»»

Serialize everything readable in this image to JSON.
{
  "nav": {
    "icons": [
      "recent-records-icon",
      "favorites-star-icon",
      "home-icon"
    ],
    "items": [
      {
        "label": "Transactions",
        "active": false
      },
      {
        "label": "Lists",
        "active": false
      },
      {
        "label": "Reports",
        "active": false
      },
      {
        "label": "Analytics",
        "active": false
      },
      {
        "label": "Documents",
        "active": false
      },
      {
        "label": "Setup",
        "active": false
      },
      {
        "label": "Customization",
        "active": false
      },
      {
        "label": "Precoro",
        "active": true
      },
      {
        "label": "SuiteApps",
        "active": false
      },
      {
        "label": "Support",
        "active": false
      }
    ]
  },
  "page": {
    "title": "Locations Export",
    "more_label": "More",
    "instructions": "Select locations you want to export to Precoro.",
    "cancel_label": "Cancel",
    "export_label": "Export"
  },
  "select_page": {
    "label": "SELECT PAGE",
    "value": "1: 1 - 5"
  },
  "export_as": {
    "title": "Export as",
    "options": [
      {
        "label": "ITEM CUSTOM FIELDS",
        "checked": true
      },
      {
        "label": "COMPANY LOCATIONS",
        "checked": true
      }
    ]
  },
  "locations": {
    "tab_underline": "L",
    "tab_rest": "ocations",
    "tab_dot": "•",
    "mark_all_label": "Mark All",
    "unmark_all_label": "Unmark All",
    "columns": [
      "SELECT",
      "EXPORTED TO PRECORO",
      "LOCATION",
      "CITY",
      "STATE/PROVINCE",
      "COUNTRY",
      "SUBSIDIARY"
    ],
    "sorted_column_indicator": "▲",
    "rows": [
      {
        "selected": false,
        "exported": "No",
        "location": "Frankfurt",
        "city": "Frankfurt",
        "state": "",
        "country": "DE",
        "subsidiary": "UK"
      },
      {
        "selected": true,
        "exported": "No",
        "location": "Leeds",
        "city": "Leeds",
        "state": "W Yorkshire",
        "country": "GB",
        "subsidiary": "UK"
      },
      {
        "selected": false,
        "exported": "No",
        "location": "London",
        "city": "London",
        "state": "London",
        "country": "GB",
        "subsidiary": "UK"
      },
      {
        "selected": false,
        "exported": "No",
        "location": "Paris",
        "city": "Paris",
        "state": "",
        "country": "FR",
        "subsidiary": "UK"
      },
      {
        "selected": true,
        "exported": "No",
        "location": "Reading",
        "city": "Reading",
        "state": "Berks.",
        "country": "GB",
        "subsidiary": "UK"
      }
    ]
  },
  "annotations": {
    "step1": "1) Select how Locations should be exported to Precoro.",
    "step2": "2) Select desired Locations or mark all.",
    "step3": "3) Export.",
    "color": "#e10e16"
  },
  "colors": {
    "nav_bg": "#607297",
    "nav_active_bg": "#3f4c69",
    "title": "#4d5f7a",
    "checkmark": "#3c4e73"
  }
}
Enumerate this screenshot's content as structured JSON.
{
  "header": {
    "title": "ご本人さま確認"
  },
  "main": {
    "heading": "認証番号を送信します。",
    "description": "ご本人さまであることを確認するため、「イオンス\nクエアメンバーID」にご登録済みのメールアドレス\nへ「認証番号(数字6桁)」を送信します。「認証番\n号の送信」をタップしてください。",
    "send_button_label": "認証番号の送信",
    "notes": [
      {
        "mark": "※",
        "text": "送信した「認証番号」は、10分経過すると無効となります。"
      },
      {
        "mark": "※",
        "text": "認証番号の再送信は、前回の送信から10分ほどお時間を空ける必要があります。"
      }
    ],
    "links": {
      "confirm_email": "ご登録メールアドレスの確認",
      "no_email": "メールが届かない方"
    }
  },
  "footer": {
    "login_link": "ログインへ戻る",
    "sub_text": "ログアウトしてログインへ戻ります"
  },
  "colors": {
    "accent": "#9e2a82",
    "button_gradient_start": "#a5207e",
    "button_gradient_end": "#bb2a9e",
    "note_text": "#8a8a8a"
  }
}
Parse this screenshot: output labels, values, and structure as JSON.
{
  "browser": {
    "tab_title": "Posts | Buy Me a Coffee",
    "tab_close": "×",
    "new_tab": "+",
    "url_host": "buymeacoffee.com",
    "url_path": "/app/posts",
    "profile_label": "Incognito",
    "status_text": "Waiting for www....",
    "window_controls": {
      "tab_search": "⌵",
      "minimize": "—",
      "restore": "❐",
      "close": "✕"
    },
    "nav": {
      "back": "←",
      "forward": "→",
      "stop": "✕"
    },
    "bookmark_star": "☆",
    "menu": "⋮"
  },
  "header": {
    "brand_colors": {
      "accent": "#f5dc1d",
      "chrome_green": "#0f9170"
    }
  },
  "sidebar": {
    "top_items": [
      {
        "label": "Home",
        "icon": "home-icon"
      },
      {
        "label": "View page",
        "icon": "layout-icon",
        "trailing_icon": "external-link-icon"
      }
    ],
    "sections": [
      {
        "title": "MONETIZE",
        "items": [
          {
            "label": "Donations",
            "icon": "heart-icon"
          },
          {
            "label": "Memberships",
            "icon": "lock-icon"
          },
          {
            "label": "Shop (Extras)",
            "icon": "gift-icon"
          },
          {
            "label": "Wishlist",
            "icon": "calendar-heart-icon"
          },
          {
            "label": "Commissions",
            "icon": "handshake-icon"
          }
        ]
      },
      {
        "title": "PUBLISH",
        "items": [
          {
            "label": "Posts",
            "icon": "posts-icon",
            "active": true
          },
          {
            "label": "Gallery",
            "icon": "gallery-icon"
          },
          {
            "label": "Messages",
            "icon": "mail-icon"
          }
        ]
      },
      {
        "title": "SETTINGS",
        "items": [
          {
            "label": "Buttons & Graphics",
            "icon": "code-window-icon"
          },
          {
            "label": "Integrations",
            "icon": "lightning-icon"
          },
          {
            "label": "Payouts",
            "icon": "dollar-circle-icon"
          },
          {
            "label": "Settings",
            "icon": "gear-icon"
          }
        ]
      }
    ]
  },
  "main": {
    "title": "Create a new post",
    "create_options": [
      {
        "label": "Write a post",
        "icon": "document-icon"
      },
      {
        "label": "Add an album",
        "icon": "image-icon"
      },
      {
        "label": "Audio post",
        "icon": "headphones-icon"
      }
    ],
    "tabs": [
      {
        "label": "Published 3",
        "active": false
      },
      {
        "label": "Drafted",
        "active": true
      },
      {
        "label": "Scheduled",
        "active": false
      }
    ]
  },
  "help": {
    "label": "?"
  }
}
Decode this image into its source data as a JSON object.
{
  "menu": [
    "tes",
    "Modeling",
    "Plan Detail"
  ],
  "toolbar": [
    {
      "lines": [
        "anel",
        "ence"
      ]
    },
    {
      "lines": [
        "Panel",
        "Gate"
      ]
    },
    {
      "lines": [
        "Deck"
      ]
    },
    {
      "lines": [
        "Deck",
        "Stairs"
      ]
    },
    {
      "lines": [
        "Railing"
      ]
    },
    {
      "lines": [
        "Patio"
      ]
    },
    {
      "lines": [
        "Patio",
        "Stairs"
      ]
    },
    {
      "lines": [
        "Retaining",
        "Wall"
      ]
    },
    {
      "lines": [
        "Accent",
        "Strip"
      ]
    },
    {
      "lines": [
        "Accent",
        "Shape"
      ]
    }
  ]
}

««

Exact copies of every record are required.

Serialize everything readable in this image to JSON.
{
  "nav": {
    "icons": [
      "recent-records-icon",
      "favorites-star-icon",
      "home-icon"
    ],
    "items": [
      {
        "label": "Transactions",
        "active": false
      },
      {
        "label": "Lists",
        "active": false
      },
      {
        "label": "Reports",
        "active": false
      },
      {
        "label": "Analytics",
        "active": false
      },
      {
        "label": "Documents",
        "active": false
      },
      {
        "label": "Setup",
        "active": false
      },
      {
        "label": "Customization",
        "active": false
      },
      {
        "label": "Precoro",
        "active": true
      },
      {
        "label": "SuiteApps",
        "active": false
      },
      {
        "label": "Support",
        "active": false
      }
    ]
  },
  "page": {
    "title": "Locations Export",
    "more_label": "More",
    "instructions": "Select locations you want to export to Precoro.",
    "cancel_label": "Cancel",
    "export_label": "Export"
  },
  "select_page": {
    "label": "SELECT PAGE",
    "value": "1: 1 - 5"
  },
  "export_as": {
    "title": "Export as",
    "options": [
      {
        "label": "ITEM CUSTOM FIELDS",
        "checked": true
      },
      {
        "label": "COMPANY LOCATIONS",
        "checked": true
      }
    ]
  },
  "locations": {
    "tab_underline": "L",
    "tab_rest": "ocations",
    "tab_dot": "•",
    "mark_all_label": "Mark All",
    "unmark_all_label": "Unmark All",
    "columns": [
      "SELECT",
      "EXPORTED TO PRECORO",
      "LOCATION",
      "CITY",
      "STATE/PROVINCE",
      "COUNTRY",
      "SUBSIDIARY"
    ],
    "sorted_column_indicator": "▲",
    "rows": [
      {
        "selected": false,
        "exported": "No",
        "location": "Frankfurt",
        "city": "Frankfurt",
        "state": "",
        "country": "DE",
        "subsidiary": "UK"
      },
      {
        "selected": true,
        "exported": "No",
        "location": "Leeds",
        "city": "Leeds",
        "state": "W Yorkshire",
        "country": "GB",
        "subsidiary": "UK"
      },
      {
        "selected": false,
        "exported": "No",
        "location": "London",
        "city": "London",
        "state": "London",
        "country": "GB",
        "subsidiary": "UK"
      },
      {
        "selected": false,
        "exported": "No",
        "location": "Paris",
        "city": "Paris",
        "state": "",
        "country": "FR",
        "subsidiary": "UK"
      },
      {
        "selected": true,
        "exported": "No",
        "location": "Reading",
        "city": "Reading",
        "state": "Berks.",
        "country": "GB",
        "subsidiary": "UK"
      }
    ]
  },
  "annotations": {
    "step1": "1) Select how Locations should be exported to Precoro.",
    "step2": "2) Select desired Locations or mark all.",
    "step3": "3) Export.",
    "color": "#e10e16"
  },
  "colors": {
    "nav_bg": "#607297",
    "nav_active_bg": "#3f4c69",
    "title": "#4d5f7a",
    "checkmark": "#3c4e73"
  }
}
Enumerate this screenshot's content as structured JSON.
{
  "header": {
    "title": "ご本人さま確認"
  },
  "main": {
    "heading": "認証番号を送信します。",
    "description": "ご本人さまであることを確認するため、「イオンス\nクエアメンバーID」にご登録済みのメールアドレス\nへ「認証番号(数字6桁)」を送信します。「認証番\n号の送信」をタップしてください。",
    "send_button_label": "認証番号の送信",
    "notes": [
      {
        "mark": "※",
        "text": "送信した「認証番号」は、10分経過すると無効となります。"
      },
      {
        "mark": "※",
        "text": "認証番号の再送信は、前回の送信から10分ほどお時間を空ける必要があります。"
      }
    ],
    "links": {
      "confirm_email": "ご登録メールアドレスの確認",
      "no_email": "メールが届かない方"
    }
  },
  "footer": {
    "login_link": "ログインへ戻る",
    "sub_text": "ログアウトしてログインへ戻ります"
  },
  "colors": {
    "accent": "#9e2a82",
    "button_gradient_start": "#a5207e",
    "button_gradient_end": "#bb2a9e",
    "note_text": "#8a8a8a"
  }
}
Parse this screenshot: output labels, values, and structure as JSON.
{
  "browser": {
    "tab_title": "Posts | Buy Me a Coffee",
    "tab_close": "×",
    "new_tab": "+",
    "url_host": "buymeacoffee.com",
    "url_path": "/app/posts",
    "profile_label": "Incognito",
    "status_text": "Waiting for www....",
    "window_controls": {
      "tab_search": "⌵",
      "minimize": "—",
      "restore": "❐",
      "close": "✕"
    },
    "nav": {
      "back": "←",
      "forward": "→",
      "stop": "✕"
    },
    "bookmark_star": "☆",
    "menu": "⋮"
  },
  "header": {
    "brand_colors": {
      "accent": "#f5dc1d",
      "chrome_green": "#0f9170"
    }
  },
  "sidebar": {
    "top_items": [
      {
        "label": "Home",
        "icon": "home-icon"
      },
      {
        "label": "View page",
        "icon": "layout-icon",
        "trailing_icon": "external-link-icon"
      }
    ],
    "sections": [
      {
        "title": "MONETIZE",
        "items": [
          {
            "label": "Donations",
            "icon": "heart-icon"
          },
          {
            "label": "Memberships",
            "icon": "lock-icon"
          },
          {
            "label": "Shop (Extras)",
            "icon": "gift-icon"
          },
          {
            "label": "Wishlist",
            "icon": "calendar-heart-icon"
          },
          {
            "label": "Commissions",
            "icon": "handshake-icon"
          }
        ]
      },
      {
        "title": "PUBLISH",
        "items": [
          {
            "label": "Posts",
            "icon": "posts-icon",
            "active": true
          },
          {
            "label": "Gallery",
            "icon": "gallery-icon"
          },
          {
            "label": "Messages",
            "icon": "mail-icon"
          }
        ]
      },
      {
        "title": "SETTINGS",
        "items": [
          {
            "label": "Buttons & Graphics",
            "icon": "code-window-icon"
          },
          {
            "label": "Integrations",
            "icon": "lightning-icon"
          },
          {
            "label": "Payouts",
            "icon": "dollar-circle-icon"
          },
          {
            "label": "Settings",
            "icon": "gear-icon"
          }
        ]
      }
    ]
  },
  "main": {
    "title": "Create a new post",
    "create_options": [
      {
        "label": "Write a post",
        "icon": "document-icon"
      },
      {
        "label": "Add an album",
        "icon": "image-icon"
      },
      {
        "label": "Audio post",
        "icon": "headphones-icon"
      }
    ],
    "tabs": [
      {
        "label": "Published 3",
        "active": false
      },
      {
        "label": "Drafted",
        "active": true
      },
      {
        "label": "Scheduled",
        "active": false
      }
    ]
  },
  "help": {
    "label": "?"
  }
}
Decode this image into its source data as a JSON object.
{
  "menu": [
    "tes",
    "Modeling",
    "Plan Detail"
  ],
  "toolbar": [
    {
      "lines": [
        "anel",
        "ence"
      ]
    },
    {
      "lines": [
        "Panel",
        "Gate"
      ]
    },
    {
      "lines": [
        "Deck"
      ]
    },
    {
      "lines": [
        "Deck",
        "Stairs"
      ]
    },
    {
      "lines": [
        "Railing"
      ]
    },
    {
      "lines": [
        "Patio"
      ]
    },
    {
      "lines": [
        "Patio",
        "Stairs"
      ]
    },
    {
      "lines": [
        "Retaining",
        "Wall"
      ]
    },
    {
      "lines": [
        "Accent",
        "Strip"
      ]
    },
    {
      "lines": [
        "Accent",
        "Shape"
      ]
    }
  ]
}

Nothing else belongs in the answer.